The Sierra del Carmen dominate the views of the eastern side of Big Bend.  The rugged ridge and peaks can be seen from most spots east of the Chisos and can almost always be worked into an image.  There are several great locations along the Rio Grande that can be used to photograph the Carmens.  My favorite might just be the small hill on the Nature Trail at Rio Grande Village.  Here at the biggest campground in the park, is a small nature trail that loops out over a beaver pond and winds up up small rocky hill.

The views from the top are great both east toward the Sierra del Carmen and west toward the Chisos.  This is a place that is good both at sunrise or sunset.

Or in the case of getting up there at 3am-seeing the Milky Way.  

Since it was early April, I knew the Milky Way would be a band above the the peaks to the east and went with this shot in mind.  A short walk from camp got me to the top of the hill and a great view of the rising Milky Way.

I set up a Canon 6D with my Bower (Samyang) 14mm f/2.8 lens.  The image was ISO 12,800 for 25 seconds.

You can see this one and more in my Nightscape Galleries  

Thursday, July 3, 2014

Milky Way Nightscape over Hot Springs Canyon
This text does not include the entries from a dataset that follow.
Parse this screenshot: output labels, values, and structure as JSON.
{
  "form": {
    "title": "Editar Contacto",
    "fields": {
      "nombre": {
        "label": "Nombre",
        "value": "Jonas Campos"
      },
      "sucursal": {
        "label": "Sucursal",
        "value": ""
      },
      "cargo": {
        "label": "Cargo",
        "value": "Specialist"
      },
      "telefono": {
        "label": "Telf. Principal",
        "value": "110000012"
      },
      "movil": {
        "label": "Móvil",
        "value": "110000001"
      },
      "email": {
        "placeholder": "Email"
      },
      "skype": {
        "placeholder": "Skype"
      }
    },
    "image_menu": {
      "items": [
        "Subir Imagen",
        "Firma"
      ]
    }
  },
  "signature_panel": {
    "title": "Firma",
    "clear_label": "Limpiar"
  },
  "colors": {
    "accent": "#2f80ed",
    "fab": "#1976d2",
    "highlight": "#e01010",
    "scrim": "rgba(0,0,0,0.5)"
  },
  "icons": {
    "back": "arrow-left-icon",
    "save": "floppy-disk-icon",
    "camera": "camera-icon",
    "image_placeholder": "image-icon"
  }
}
Early morning at Hot Springs Canyon was a shot I hoped to be able to get.  I had somewhat envisioned a shot looking down through the canyon with the Milky Way rising in the eastern sky above it.  I wondered about the possibility of lightpainting the canyon.  After the success we had at Santa Elena Canyon a few days before, we hoped to be able to duplicate it here.

We were up and out early.  We hiked into the canyon in the dark of 4am hour and back to where we had done sunset images.  I was keen to try using a 50mm lens to compress the scene some.  However we found the Milky Way was already too high in the sky for that image.  I made a few mental notes and filed the shot away for a future visit to the park.  I did concentrate on wider views of the galaxy and canyon.  Shooting both the views into the deeper parts of this small canyon as well as looking south across the river into Mexico.

One of the things we realized this morning is how the better night images will have a stronger foreground than a small canyon.  Things that look great at sunset seem small and dark at night.  If you compare these shots to the earlier entries and see the way the Balanced Rock, or pinnacles, or even the big walls of Santa Elena really help make the image.

Understand, I still liked the morning and the location but I think I got better night shots at some of the other locations.

I was carrying two tripods to work two camera setups.  Then after moving several times, switched over to just the one setup with the Canon 6D as it has an edge at night over the 5D2.

After making images at several stops we finally finished the hike and photographed a palm tree doing a little lightpainting of the tree with the stars shining above.

It was a great end to the night photography and we hiked back through the canyon in the gray twilight not making another image.